We prefer to wrench in the kitchen - the lighting is good and clean-up is easy - so the Raleigh was put into the stand. The previous day, I'd purchased a new tire - a Panacer Pasela no less! - locally to replace a blown tire, plus I surprised my son with bicycle shorts, a well-deserved treat for his 30+ mile daily jaunts. This particular son struggles in school, so for him to embrace a sport, and for his passion to align with our own, well, I will support him as much as possible! As for the bicycle, he likes a lean, lightweight bicycle, which, in his mind, means without racks or fenders. He removed the quick release rear wheel, stripped the tube and blown tire and had replaced the tube and tire himself, mostly, with my additional help cinching and securing the new tire back onto the rim.

Once we finagled the wheel in the dropouts, he adjusted the rear brake pads so they clamped the rims instead of the tire - initial cause of the blowout. He also inspected the front brakes and made similar adjustments, then removed a front fender. He also cleaned up the frame and wiped the chain. I was proud that he's taking pride in his work and improving the Raleigh, a bicycle he seems to have adopted as his own.

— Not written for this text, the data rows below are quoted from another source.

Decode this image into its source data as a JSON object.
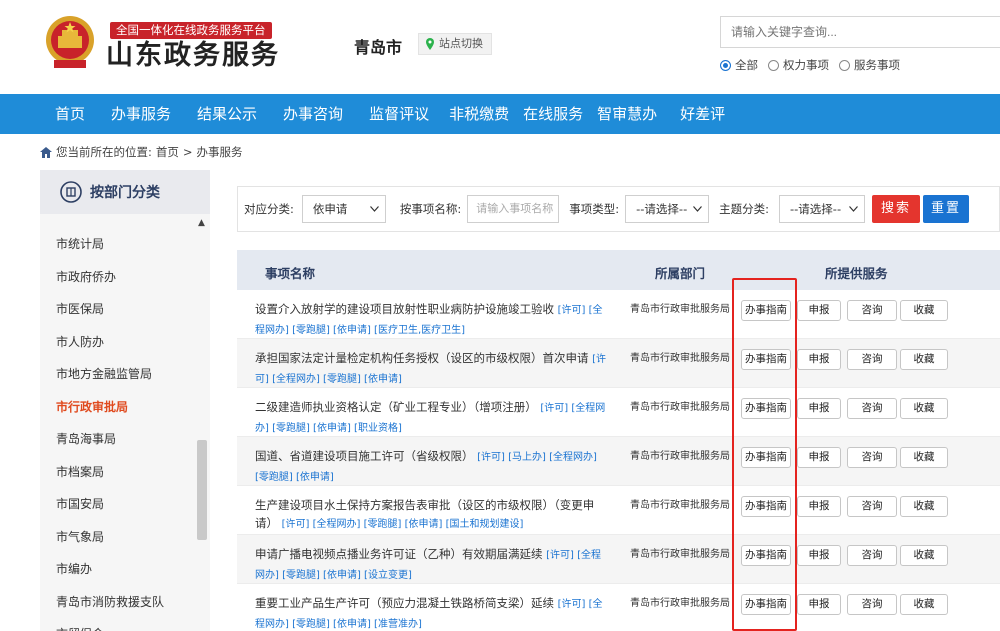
{
  "header": {
    "platform_tag": "全国一体化在线政务服务平台",
    "brand": "山东政务服务",
    "city": "青岛市",
    "site_switch": "站点切换",
    "search_placeholder": "请输入关键字查询...",
    "scope_options": [
      "全部",
      "权力事项",
      "服务事项"
    ],
    "scope_selected": "全部"
  },
  "nav": [
    "首页",
    "办事服务",
    "结果公示",
    "办事咨询",
    "监督评议",
    "非税缴费",
    "在线服务",
    "智审慧办",
    "好差评"
  ],
  "breadcrumb": {
    "prefix": "您当前所在的位置:",
    "items": [
      "首页",
      ">",
      "办事服务"
    ]
  },
  "sidebar": {
    "title": "按部门分类",
    "items": [
      "市统计局",
      "市政府侨办",
      "市医保局",
      "市人防办",
      "市地方金融监管局",
      "市行政审批局",
      "青岛海事局",
      "市档案局",
      "市国安局",
      "市气象局",
      "市编办",
      "青岛市消防救援支队",
      "市贸促会"
    ],
    "active": "市行政审批局"
  },
  "filter": {
    "category_label": "对应分类:",
    "category_value": "依申请",
    "name_label": "按事项名称:",
    "name_placeholder": "请输入事项名称",
    "type_label": "事项类型:",
    "type_value": "--请选择--",
    "theme_label": "主题分类:",
    "theme_value": "--请选择--",
    "search_button": "搜索",
    "reset_button": "重置"
  },
  "table": {
    "headers": [
      "事项名称",
      "所属部门",
      "所提供服务"
    ],
    "service_buttons": [
      "办事指南",
      "申报",
      "咨询",
      "收藏"
    ],
    "rows": [
      {
        "name": "设置介入放射学的建设项目放射性职业病防护设施竣工验收",
        "tags": "[许可] [全程网办] [零跑腿] [依申请] [医疗卫生,医疗卫生]",
        "dept": "青岛市行政审批服务局"
      },
      {
        "name": "承担国家法定计量检定机构任务授权（设区的市级权限）首次申请",
        "tags": "[许可] [全程网办] [零跑腿] [依申请]",
        "dept": "青岛市行政审批服务局"
      },
      {
        "name": "二级建造师执业资格认定（矿业工程专业）（增项注册）",
        "tags": "[许可] [全程网办] [零跑腿] [依申请] [职业资格]",
        "dept": "青岛市行政审批服务局"
      },
      {
        "name": "国道、省道建设项目施工许可（省级权限）",
        "tags": "[许可] [马上办] [全程网办] [零跑腿] [依申请]",
        "dept": "青岛市行政审批服务局"
      },
      {
        "name": "生产建设项目水土保持方案报告表审批（设区的市级权限）（变更申请）",
        "tags": "[许可] [全程网办] [零跑腿] [依申请] [国土和规划建设]",
        "dept": "青岛市行政审批服务局"
      },
      {
        "name": "申请广播电视频点播业务许可证（乙种）有效期届满延续",
        "tags": "[许可] [全程网办] [零跑腿] [依申请] [设立变更]",
        "dept": "青岛市行政审批服务局"
      },
      {
        "name": "重要工业产品生产许可（预应力混凝土铁路桥简支梁）延续",
        "tags": "[许可] [全程网办] [零跑腿] [依申请] [准营准办]",
        "dept": "青岛市行政审批服务局"
      }
    ]
  },
  "colors": {
    "nav_bg": "#1f8cd8",
    "brand_red": "#c8232a",
    "search_red": "#e4352e",
    "reset_blue": "#1a73d1",
    "highlight_red": "#e4231f",
    "active_orange": "#e04a1e"
  }
}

The Raleigh Grand Prix lacks bottle braze-ons, but I creatively used rubber gaskets leftover from unused lock brackets, strong zip-ties, and wide velcro to further secure rack to the frame, which had the added advantage of covering sharp, clipped zip-tied edges. I also added a seat wedge bag filled with tiny pump and patch kit.

Three days into his program, our son is enjoying the long rides  He brings home printed maps of each ride and seems to be enjoying himself!